* Exercise details
Go through the lines below and copy each one that holds the string "number".

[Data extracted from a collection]
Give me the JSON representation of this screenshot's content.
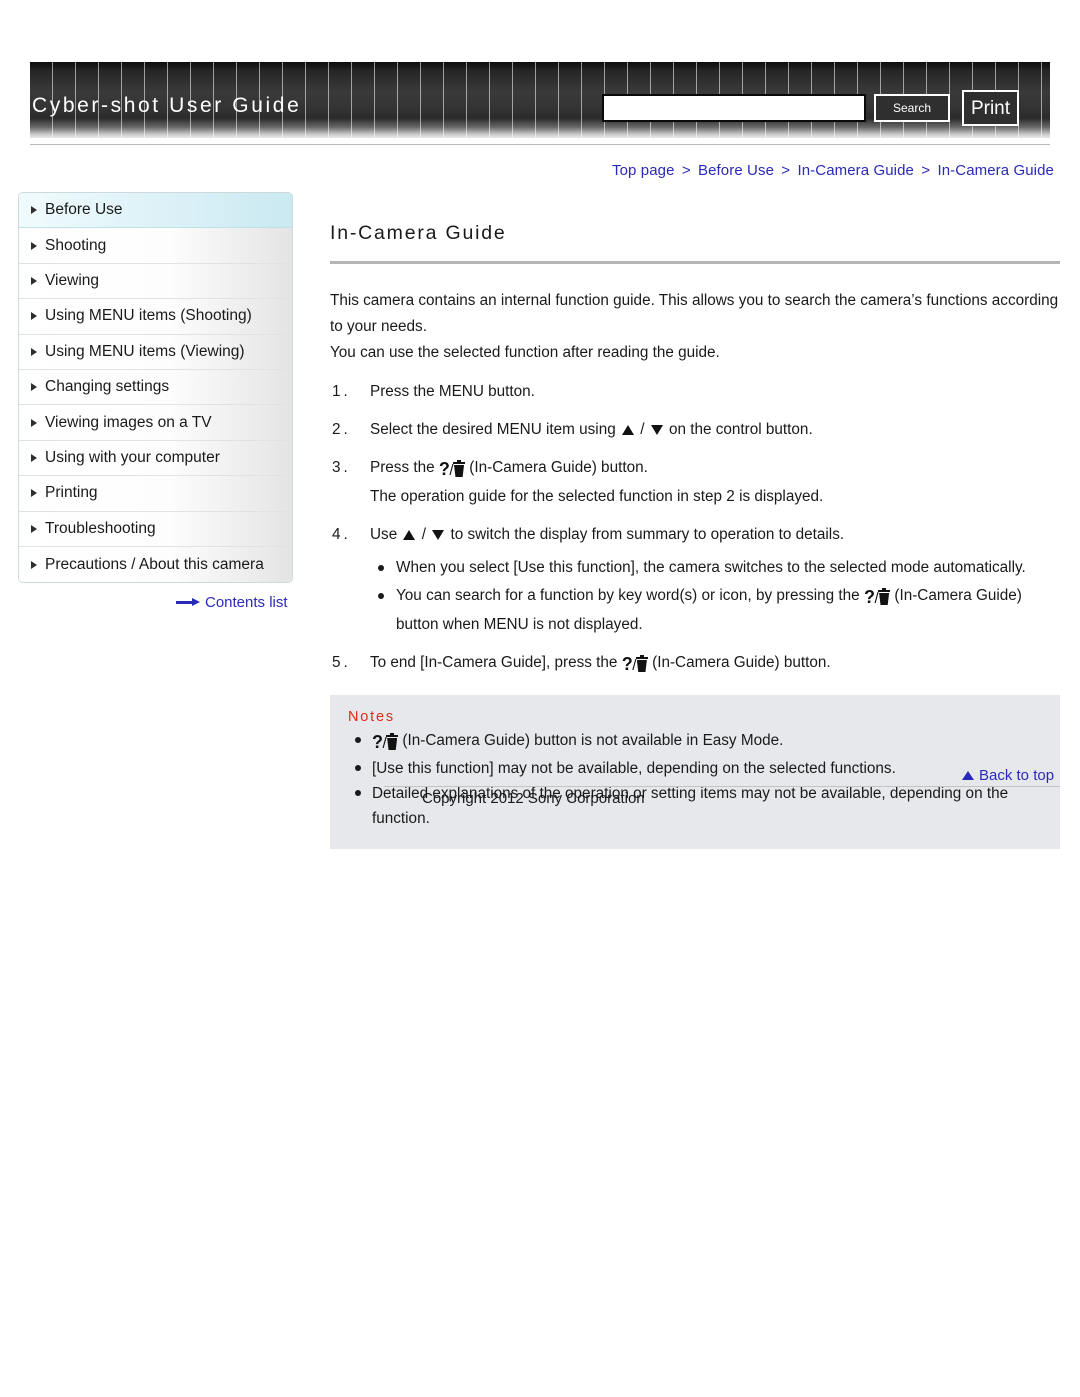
{
  "header": {
    "site_title": "Cyber-shot User Guide",
    "search_value": "",
    "search_placeholder": "",
    "search_button": "Search",
    "print_button": "Print"
  },
  "breadcrumb": {
    "items": [
      "Top page",
      "Before Use",
      "In-Camera Guide",
      "In-Camera Guide"
    ],
    "separator": ">"
  },
  "sidebar": {
    "items": [
      {
        "label": "Before Use",
        "active": true
      },
      {
        "label": "Shooting",
        "active": false
      },
      {
        "label": "Viewing",
        "active": false
      },
      {
        "label": "Using MENU items (Shooting)",
        "active": false
      },
      {
        "label": "Using MENU items (Viewing)",
        "active": false
      },
      {
        "label": "Changing settings",
        "active": false
      },
      {
        "label": "Viewing images on a TV",
        "active": false
      },
      {
        "label": "Using with your computer",
        "active": false
      },
      {
        "label": "Printing",
        "active": false
      },
      {
        "label": "Troubleshooting",
        "active": false
      },
      {
        "label": "Precautions / About this camera",
        "active": false
      }
    ],
    "contents_link": "Contents list"
  },
  "main": {
    "title": "In-Camera Guide",
    "intro_line_1": "This camera contains an internal function guide. This allows you to search the camera’s functions according to your needs.",
    "intro_line_2": "You can use the selected function after reading the guide.",
    "steps": [
      {
        "number": "1.",
        "text_before": "Press the MENU button.",
        "text_middle": "",
        "text_after": "",
        "sub": ""
      },
      {
        "number": "2.",
        "text_before": "Select the desired MENU item using",
        "text_middle": "/",
        "text_after": "on the control button.",
        "sub": ""
      },
      {
        "number": "3.",
        "text_before": "Press the",
        "text_after": "(In-Camera Guide) button.",
        "sub": "The operation guide for the selected function in step 2 is displayed."
      },
      {
        "number": "4.",
        "text_before": "Use",
        "text_middle": "/",
        "text_after": "to switch the display from summary to operation to details.",
        "bullets": [
          {
            "before": "When you select [Use this function], the camera switches to the selected mode automatically.",
            "after": ""
          },
          {
            "before": "You can search for a function by key word(s) or icon, by pressing the",
            "after": "(In-Camera Guide) button when MENU is not displayed."
          }
        ]
      },
      {
        "number": "5.",
        "text_before": "To end [In-Camera Guide], press the",
        "text_after": "(In-Camera Guide) button.",
        "sub": ""
      }
    ],
    "notes": {
      "title": "Notes",
      "items": [
        {
          "before": "",
          "after": "(In-Camera Guide) button is not available in Easy Mode.",
          "has_icon": true
        },
        {
          "before": "[Use this function] may not be available, depending on the selected functions.",
          "after": "",
          "has_icon": false
        },
        {
          "before": "Detailed explanations of the operation or setting items may not be available, depending on the function.",
          "after": "",
          "has_icon": false
        }
      ]
    }
  },
  "footer": {
    "back_to_top": "Back to top",
    "copyright": "Copyright 2012 Sony Corporation"
  },
  "icons": {
    "guide_button": "question-trash-icon",
    "up": "triangle-up-icon",
    "down": "triangle-down-icon",
    "arrow_right": "arrow-right-icon"
  },
  "colors": {
    "link": "#2a2ab8",
    "notes_title": "#e0281e",
    "notes_bg": "#e6e8ec",
    "active_nav": "#d3edf4"
  }
}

* Written solution
        "number": "1.",
        "number": "2.",
        "number": "3.",
        "number": "4.",
        "number": "5.",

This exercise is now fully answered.